As I’ve pointed out before on this blog, the context of modern HEMA sparring is very different to the sort of fighting (either real fighting or sparring) that might have taken place in the medieval period. One of the big differences is how we might feel during a fight, which will then determine how we act.
During the recent HEMAC Glasgow event, we were having a roundtable discussion on style and HEMA, and the problem of context came up, namely that we are fighting in a radically different context, and that therefore the stylistic elements that we are inclined to show in sparring may be different from the elements that we should be showing if we were remaining completely true to the methods seen in the manuscripts that we work from. One of the suggested solutions to this problem was fencing with no protective equipment. The idea is that because people would not be wearing protective equipment, they would fear the opponent’s sword a lot more, and so would act more cautiously and safely and therefore they would fence in a way that more closely match the manuscripts. Essentially, this argument would cultivate a fencer’s fear in order to keep them fighting in a more stylistically pure fashion.
This idea does sound reasonable, and it may apply to some styles; however it raises an interesting question about how to manage fear within the Liechtenauer tradition, and what exact mental state best matches the mental state that Liechtenauer might have wanted us to have. We could try to encourage a more cautious, fearful approach, but this does not necessarily meet the stylistic elements of early KDF.
One sentiment sometimes expressed by HEMA practitioners is that we modern swordsmen have no chance of ever becoming as proficient as historic swordsmen, and that these swordsmen would have been trained so extensively and from such an early age that they would have had amazing mechanics and tactical awareness. For an example of this attitude, please see this quote from a recent Facebook post on the Dimicator page.
“As an instructor of historical swordsmanship, this confirms my suspicion, that it is close to impossible for modern practitioners to even come close to the skill and expertise of our forebears, who, since early childhood, must have had a clear idea of what fighting practice or even true combat looked like and they certainly imitated it in their play, much like modern kids imitate their personal sports idols today. Later they were trained by veterans of the respective arts, be it in a fencing guild or a military unit. They exclusively used the correct weapons and tools and had participated in according sports contests. They had never made all the stupid mistakes we see at every single HEMA event, simply because they had always seen what expert distance management, sound tactics, correct body and weapon mechanics look like and how they are to be applied.”
Recently the archer Lars Andersen released a new video showcasing his archery style, and since then, the video has gone on to be widely shared and discussed. Others have already responded to the video, Mike Loades for example made an excellent response, but I thought it would be worth writing a response of my own as there are some points that I would like to make.
Lars Andersen: a new level of archery

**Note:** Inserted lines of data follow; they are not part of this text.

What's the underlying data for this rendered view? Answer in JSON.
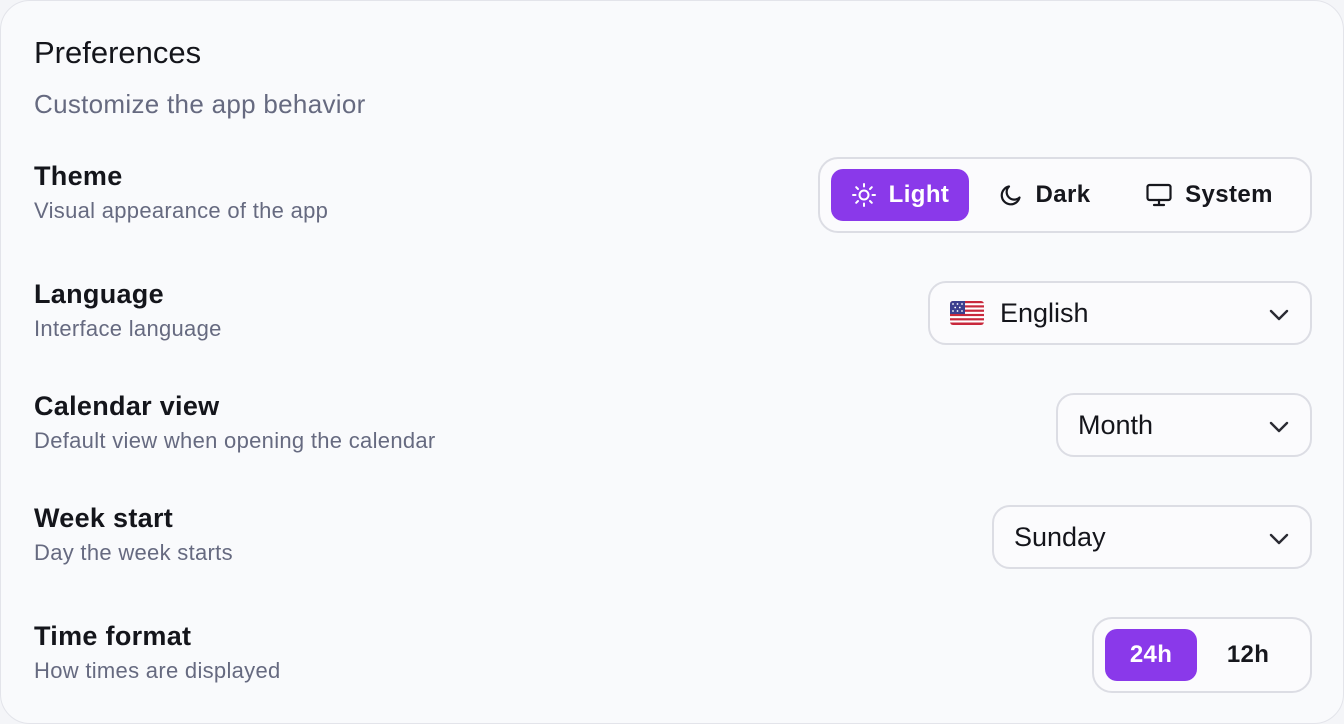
{
  "header": {
    "title": "Preferences",
    "subtitle": "Customize the app behavior"
  },
  "theme": {
    "label": "Theme",
    "description": "Visual appearance of the app",
    "options": [
      {
        "label": "Light",
        "icon": "sun-icon",
        "selected": true
      },
      {
        "label": "Dark",
        "icon": "moon-icon",
        "selected": false
      },
      {
        "label": "System",
        "icon": "monitor-icon",
        "selected": false
      }
    ]
  },
  "language": {
    "label": "Language",
    "description": "Interface language",
    "value": "English",
    "flag_icon": "us-flag-icon"
  },
  "calendar_view": {
    "label": "Calendar view",
    "description": "Default view when opening the calendar",
    "value": "Month"
  },
  "week_start": {
    "label": "Week start",
    "description": "Day the week starts",
    "value": "Sunday"
  },
  "time_format": {
    "label": "Time format",
    "description": "How times are displayed",
    "options": [
      {
        "label": "24h",
        "selected": true
      },
      {
        "label": "12h",
        "selected": false
      }
    ]
  },
  "colors": {
    "accent": "#8a39ea",
    "text": "#14151b",
    "muted": "#666a80",
    "border": "#dcdde4"
  }
}
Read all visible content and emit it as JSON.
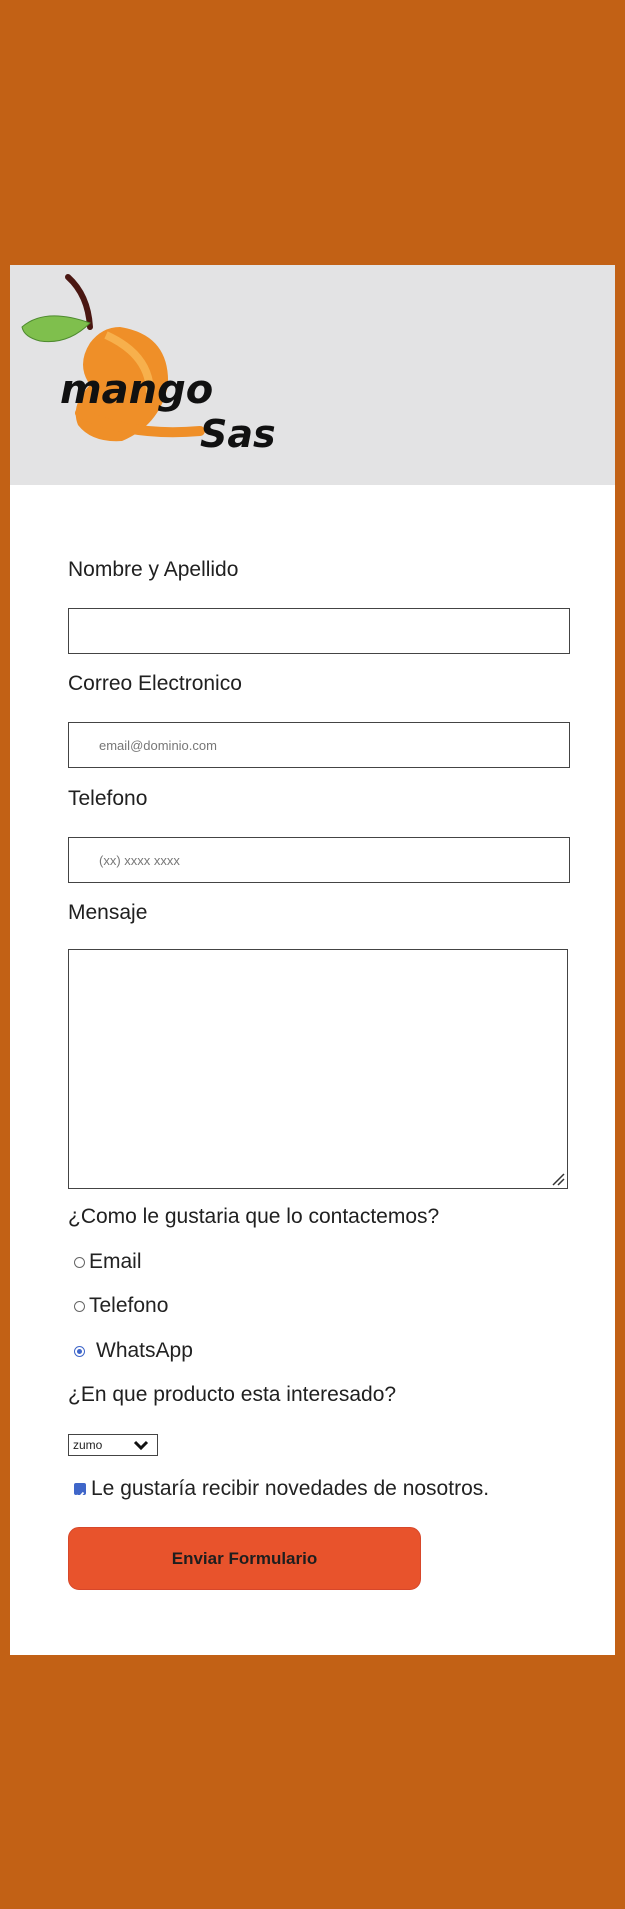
{
  "brand": {
    "logo_word1": "mango",
    "logo_word2": "Sas"
  },
  "form": {
    "name_label": "Nombre y Apellido",
    "email_label": "Correo Electronico",
    "email_placeholder": "email@dominio.com",
    "phone_label": "Telefono",
    "phone_placeholder": "(xx) xxxx xxxx",
    "message_label": "Mensaje",
    "contact_question": "¿Como le gustaria que lo contactemos?",
    "contact_options": [
      "Email",
      "Telefono",
      "WhatsApp"
    ],
    "contact_selected": "WhatsApp",
    "product_question": "¿En que producto esta interesado?",
    "product_selected": "zumo",
    "newsletter_label": "Le gustaría recibir novedades de nosotros.",
    "newsletter_checked": true,
    "submit_label": "Enviar Formulario"
  },
  "colors": {
    "page_background": "#c26115",
    "header_background": "#e3e3e4",
    "button": "#e8532c",
    "accent": "#3f66c9"
  }
}
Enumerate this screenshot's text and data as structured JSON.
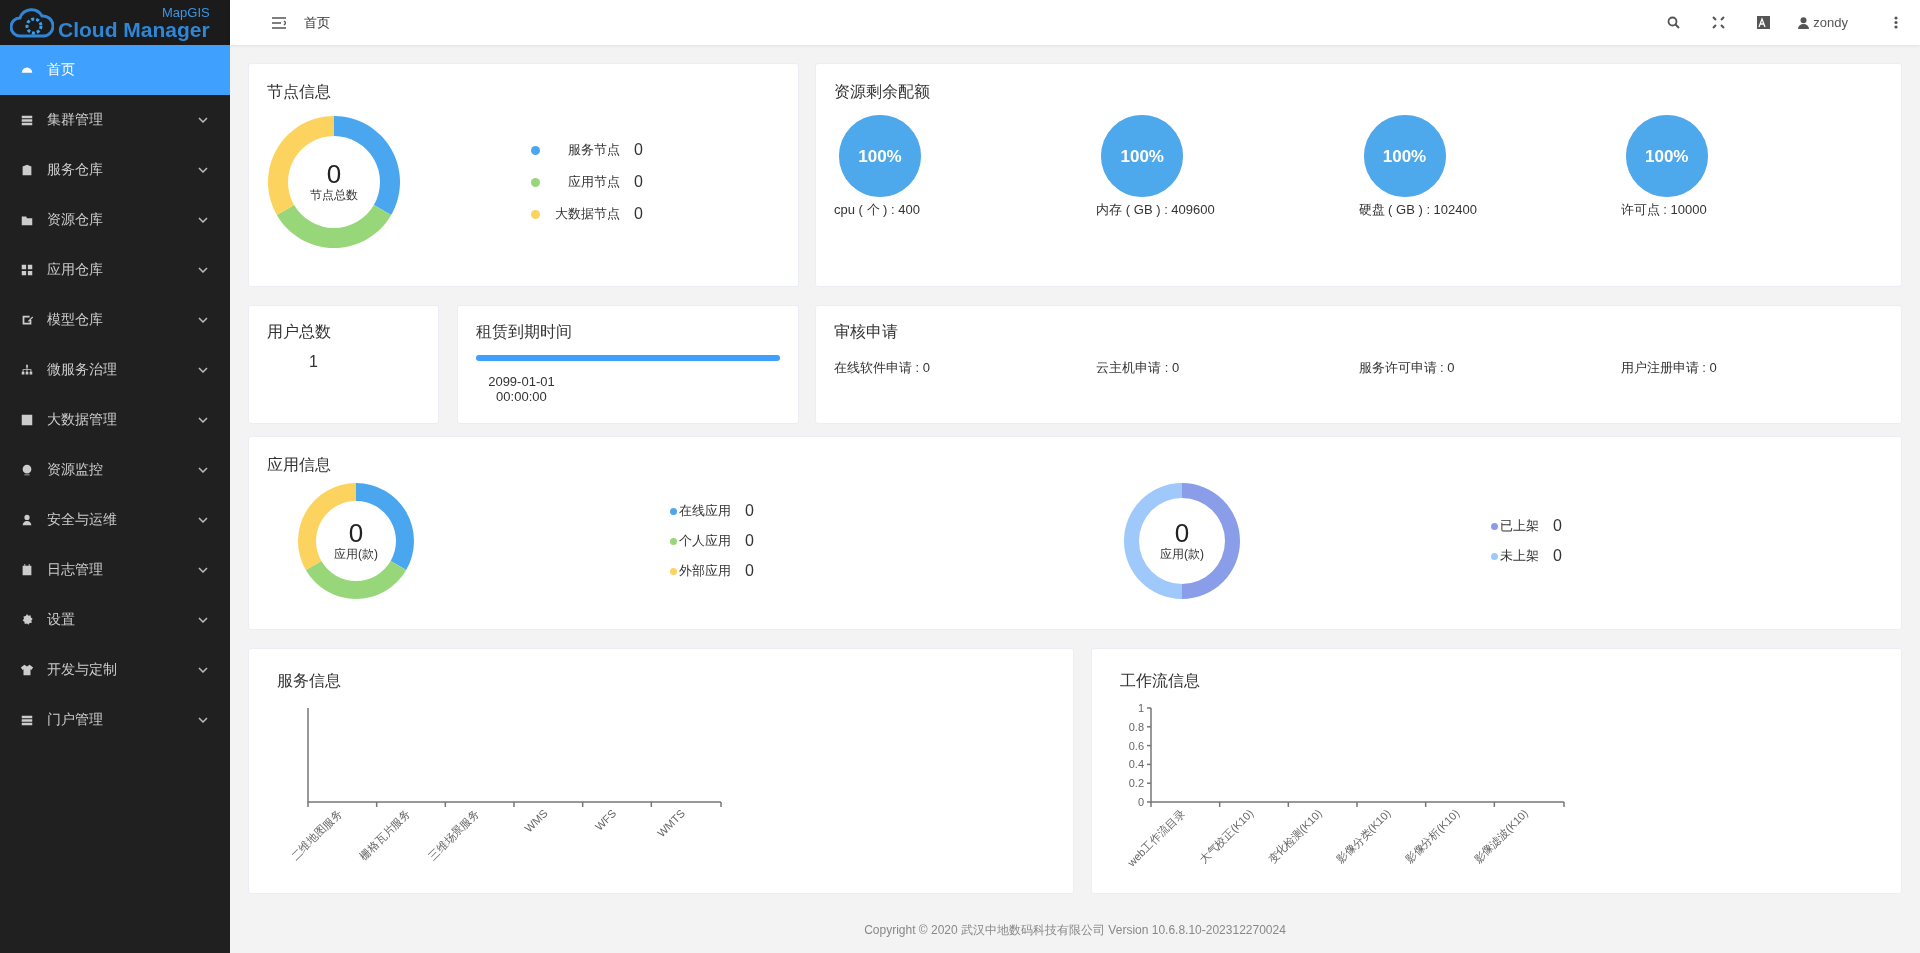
{
  "logo": {
    "brand": "MapGIS",
    "product": "Cloud Manager"
  },
  "sidebar": {
    "items": [
      {
        "label": "首页",
        "selected": true,
        "expandable": false
      },
      {
        "label": "集群管理",
        "selected": false,
        "expandable": true
      },
      {
        "label": "服务仓库",
        "selected": false,
        "expandable": true
      },
      {
        "label": "资源仓库",
        "selected": false,
        "expandable": true
      },
      {
        "label": "应用仓库",
        "selected": false,
        "expandable": true
      },
      {
        "label": "模型仓库",
        "selected": false,
        "expandable": true
      },
      {
        "label": "微服务治理",
        "selected": false,
        "expandable": true
      },
      {
        "label": "大数据管理",
        "selected": false,
        "expandable": true
      },
      {
        "label": "资源监控",
        "selected": false,
        "expandable": true
      },
      {
        "label": "安全与运维",
        "selected": false,
        "expandable": true
      },
      {
        "label": "日志管理",
        "selected": false,
        "expandable": true
      },
      {
        "label": "设置",
        "selected": false,
        "expandable": true
      },
      {
        "label": "开发与定制",
        "selected": false,
        "expandable": true
      },
      {
        "label": "门户管理",
        "selected": false,
        "expandable": true
      }
    ]
  },
  "header": {
    "breadcrumb": "首页",
    "user": "zondy"
  },
  "node_info": {
    "title": "节点信息",
    "total": "0",
    "total_label": "节点总数",
    "legend": [
      {
        "label": "服务节点",
        "value": "0",
        "color": "#4aa6ee"
      },
      {
        "label": "应用节点",
        "value": "0",
        "color": "#97d77a"
      },
      {
        "label": "大数据节点",
        "value": "0",
        "color": "#fdd35f"
      }
    ]
  },
  "resource_quota": {
    "title": "资源剩余配额",
    "items": [
      {
        "percent": "100%",
        "level": 1,
        "label": "cpu ( 个 ) : 400"
      },
      {
        "percent": "100%",
        "level": 1,
        "label": "内存 ( GB ) : 409600"
      },
      {
        "percent": "100%",
        "level": 1,
        "label": "硬盘 ( GB ) : 102400"
      },
      {
        "percent": "100%",
        "level": 1,
        "label": "许可点 : 10000"
      }
    ]
  },
  "user_total": {
    "title": "用户总数",
    "value": "1"
  },
  "lease": {
    "title": "租赁到期时间",
    "level": 1,
    "date": "2099-01-01",
    "time": "00:00:00"
  },
  "audit": {
    "title": "审核申请",
    "items": [
      "在线软件申请 : 0",
      "云主机申请 : 0",
      "服务许可申请 : 0",
      "用户注册申请 : 0"
    ]
  },
  "app_info": {
    "title": "应用信息",
    "donuts": [
      {
        "total": "0",
        "total_label": "应用(款)",
        "legend": [
          {
            "label": "在线应用",
            "value": "0",
            "color": "#4aa6ee"
          },
          {
            "label": "个人应用",
            "value": "0",
            "color": "#97d77a"
          },
          {
            "label": "外部应用",
            "value": "0",
            "color": "#fdd35f"
          }
        ]
      },
      {
        "total": "0",
        "total_label": "应用(款)",
        "legend": [
          {
            "label": "已上架",
            "value": "0",
            "color": "#8a9de8"
          },
          {
            "label": "未上架",
            "value": "0",
            "color": "#9ec9fa"
          }
        ]
      }
    ]
  },
  "service_info": {
    "title": "服务信息",
    "chart_data": {
      "type": "other",
      "categories": [
        "二维地图服务",
        "栅格瓦片服务",
        "三维场景服务",
        "WMS",
        "WFS",
        "WMTS"
      ]
    }
  },
  "workflow_info": {
    "title": "工作流信息",
    "chart_data": {
      "type": "bar",
      "categories": [
        "web工作流目录",
        "大气校正(K10)",
        "变化检测(K10)",
        "影像分类(K10)",
        "影像分析(K10)",
        "影像滤波(K10)"
      ],
      "values": [
        0,
        0,
        0,
        0,
        0,
        0
      ],
      "ylim": [
        0,
        1
      ],
      "yticks": [
        0,
        0.2,
        0.4,
        0.6,
        0.8,
        1
      ]
    }
  },
  "footer": "Copyright © 2020 武汉中地数码科技有限公司 Version 10.6.8.10-202312270024"
}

To be clear, what he can do is very impressive, and his speed is amazing to watch. I also appreciate the fact that he’s trying to bring about more awareness of historic archery methods. However, many of the historical claims he makes in his video are un-sourced, over-reaching, misleading or frankly inaccurate. He may have a point, and loosing arrows quickly or while on the move may have been very important skills in some historical contexts, and it may well be that not enough attention has been paid to these skills in the modern day. It may well be that modern archery has overly influenced our understanding of historical archery; however, in an attempt to move away from this, we should not succumb to poor scholarship, or to being swayed by trick shots that look impressive but have no practical purpose.
Lars’ skill with a bow is obvious, and so I don’t feel I really need to talk about it further, and I’ll look at the claims he makes in his video from a more critical standpoint. Read more